__TASK GOAL__: In the material below, identify each line bearing the word "change". Reproduce those lines.

RECORDS SUPPLIED below:

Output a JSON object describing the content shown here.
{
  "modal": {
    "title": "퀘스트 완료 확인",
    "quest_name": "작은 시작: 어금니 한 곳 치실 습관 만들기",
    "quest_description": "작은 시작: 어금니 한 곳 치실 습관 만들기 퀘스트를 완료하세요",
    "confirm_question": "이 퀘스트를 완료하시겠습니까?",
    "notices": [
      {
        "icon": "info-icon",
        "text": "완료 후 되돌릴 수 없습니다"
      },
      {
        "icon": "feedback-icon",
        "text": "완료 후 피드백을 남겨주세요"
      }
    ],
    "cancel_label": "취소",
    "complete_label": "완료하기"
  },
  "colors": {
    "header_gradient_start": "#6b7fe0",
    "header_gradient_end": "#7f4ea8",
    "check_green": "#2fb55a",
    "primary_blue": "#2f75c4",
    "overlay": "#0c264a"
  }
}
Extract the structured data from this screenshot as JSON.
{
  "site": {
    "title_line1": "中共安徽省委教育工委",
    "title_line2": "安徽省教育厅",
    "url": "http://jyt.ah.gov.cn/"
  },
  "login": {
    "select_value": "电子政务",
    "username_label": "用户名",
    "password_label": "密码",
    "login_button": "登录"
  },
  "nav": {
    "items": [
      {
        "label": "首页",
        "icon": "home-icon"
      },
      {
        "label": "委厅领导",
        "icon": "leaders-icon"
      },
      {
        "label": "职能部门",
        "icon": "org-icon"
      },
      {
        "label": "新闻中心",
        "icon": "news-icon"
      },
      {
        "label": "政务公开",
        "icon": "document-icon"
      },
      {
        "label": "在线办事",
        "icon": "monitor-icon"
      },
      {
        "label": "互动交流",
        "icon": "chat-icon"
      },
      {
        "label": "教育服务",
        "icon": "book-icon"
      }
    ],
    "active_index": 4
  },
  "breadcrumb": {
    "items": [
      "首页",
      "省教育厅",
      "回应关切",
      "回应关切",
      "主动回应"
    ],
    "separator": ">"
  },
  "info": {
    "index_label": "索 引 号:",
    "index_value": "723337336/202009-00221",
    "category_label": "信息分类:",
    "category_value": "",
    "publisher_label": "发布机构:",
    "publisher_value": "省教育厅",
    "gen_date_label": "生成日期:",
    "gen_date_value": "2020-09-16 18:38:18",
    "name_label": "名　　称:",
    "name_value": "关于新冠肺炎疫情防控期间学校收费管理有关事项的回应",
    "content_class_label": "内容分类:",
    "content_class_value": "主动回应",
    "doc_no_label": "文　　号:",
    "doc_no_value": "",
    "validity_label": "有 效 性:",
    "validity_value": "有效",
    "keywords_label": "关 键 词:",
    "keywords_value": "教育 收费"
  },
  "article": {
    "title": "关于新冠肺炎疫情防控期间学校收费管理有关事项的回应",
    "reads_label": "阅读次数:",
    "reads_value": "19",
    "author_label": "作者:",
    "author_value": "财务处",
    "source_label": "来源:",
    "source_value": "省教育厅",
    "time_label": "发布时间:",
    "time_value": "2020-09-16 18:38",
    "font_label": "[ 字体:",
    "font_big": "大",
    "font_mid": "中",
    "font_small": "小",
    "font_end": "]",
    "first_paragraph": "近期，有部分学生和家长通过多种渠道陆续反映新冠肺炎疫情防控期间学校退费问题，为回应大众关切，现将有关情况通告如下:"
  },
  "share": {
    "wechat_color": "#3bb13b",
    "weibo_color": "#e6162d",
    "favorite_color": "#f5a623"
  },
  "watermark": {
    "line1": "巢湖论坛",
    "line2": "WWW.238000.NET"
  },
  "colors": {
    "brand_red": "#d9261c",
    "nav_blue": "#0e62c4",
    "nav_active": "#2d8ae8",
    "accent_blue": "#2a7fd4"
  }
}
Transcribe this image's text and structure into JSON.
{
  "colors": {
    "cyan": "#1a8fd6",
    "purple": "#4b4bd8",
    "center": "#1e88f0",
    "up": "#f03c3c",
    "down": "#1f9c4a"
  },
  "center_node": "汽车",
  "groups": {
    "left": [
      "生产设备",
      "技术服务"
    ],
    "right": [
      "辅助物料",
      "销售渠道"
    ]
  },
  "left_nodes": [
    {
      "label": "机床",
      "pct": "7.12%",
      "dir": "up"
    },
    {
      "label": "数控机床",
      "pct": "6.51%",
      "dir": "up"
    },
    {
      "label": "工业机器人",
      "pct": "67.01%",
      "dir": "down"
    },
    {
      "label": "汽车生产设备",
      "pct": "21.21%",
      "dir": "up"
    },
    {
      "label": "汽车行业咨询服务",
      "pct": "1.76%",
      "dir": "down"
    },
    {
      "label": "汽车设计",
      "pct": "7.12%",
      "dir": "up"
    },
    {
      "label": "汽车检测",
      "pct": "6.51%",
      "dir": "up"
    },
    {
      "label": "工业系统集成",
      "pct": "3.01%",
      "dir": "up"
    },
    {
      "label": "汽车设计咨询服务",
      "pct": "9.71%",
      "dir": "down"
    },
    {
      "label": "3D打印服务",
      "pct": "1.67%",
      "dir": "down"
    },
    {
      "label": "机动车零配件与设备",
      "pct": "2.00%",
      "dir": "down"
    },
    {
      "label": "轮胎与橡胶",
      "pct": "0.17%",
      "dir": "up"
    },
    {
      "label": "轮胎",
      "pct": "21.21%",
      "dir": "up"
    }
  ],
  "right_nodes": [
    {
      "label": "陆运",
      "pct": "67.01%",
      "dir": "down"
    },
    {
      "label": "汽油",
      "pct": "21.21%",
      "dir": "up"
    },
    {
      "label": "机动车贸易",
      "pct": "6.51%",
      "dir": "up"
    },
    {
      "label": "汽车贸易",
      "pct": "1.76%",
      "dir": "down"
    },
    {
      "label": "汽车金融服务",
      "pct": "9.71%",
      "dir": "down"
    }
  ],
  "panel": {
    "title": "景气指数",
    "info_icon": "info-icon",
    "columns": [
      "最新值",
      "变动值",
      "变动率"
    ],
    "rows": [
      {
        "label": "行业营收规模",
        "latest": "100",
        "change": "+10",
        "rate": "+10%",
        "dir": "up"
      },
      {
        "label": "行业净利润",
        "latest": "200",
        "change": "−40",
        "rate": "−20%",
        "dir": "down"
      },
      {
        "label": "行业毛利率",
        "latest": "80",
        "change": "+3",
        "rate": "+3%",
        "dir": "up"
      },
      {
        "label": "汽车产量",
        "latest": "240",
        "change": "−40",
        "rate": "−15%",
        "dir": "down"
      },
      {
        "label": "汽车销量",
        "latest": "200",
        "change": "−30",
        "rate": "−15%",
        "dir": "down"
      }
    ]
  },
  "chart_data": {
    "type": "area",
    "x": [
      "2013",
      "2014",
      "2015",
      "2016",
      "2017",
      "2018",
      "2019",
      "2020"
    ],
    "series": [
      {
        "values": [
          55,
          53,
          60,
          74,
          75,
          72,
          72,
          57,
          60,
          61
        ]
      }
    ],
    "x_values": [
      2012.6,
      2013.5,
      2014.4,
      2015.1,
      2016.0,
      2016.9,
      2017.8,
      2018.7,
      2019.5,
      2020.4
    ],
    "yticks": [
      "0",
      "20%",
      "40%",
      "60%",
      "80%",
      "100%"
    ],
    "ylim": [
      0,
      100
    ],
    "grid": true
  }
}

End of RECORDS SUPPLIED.

__WRITTEN SOLUTION__:
        "change": "+10",
        "change": "−40",
        "change": "+3",
        "change": "−40",
        "change": "−30",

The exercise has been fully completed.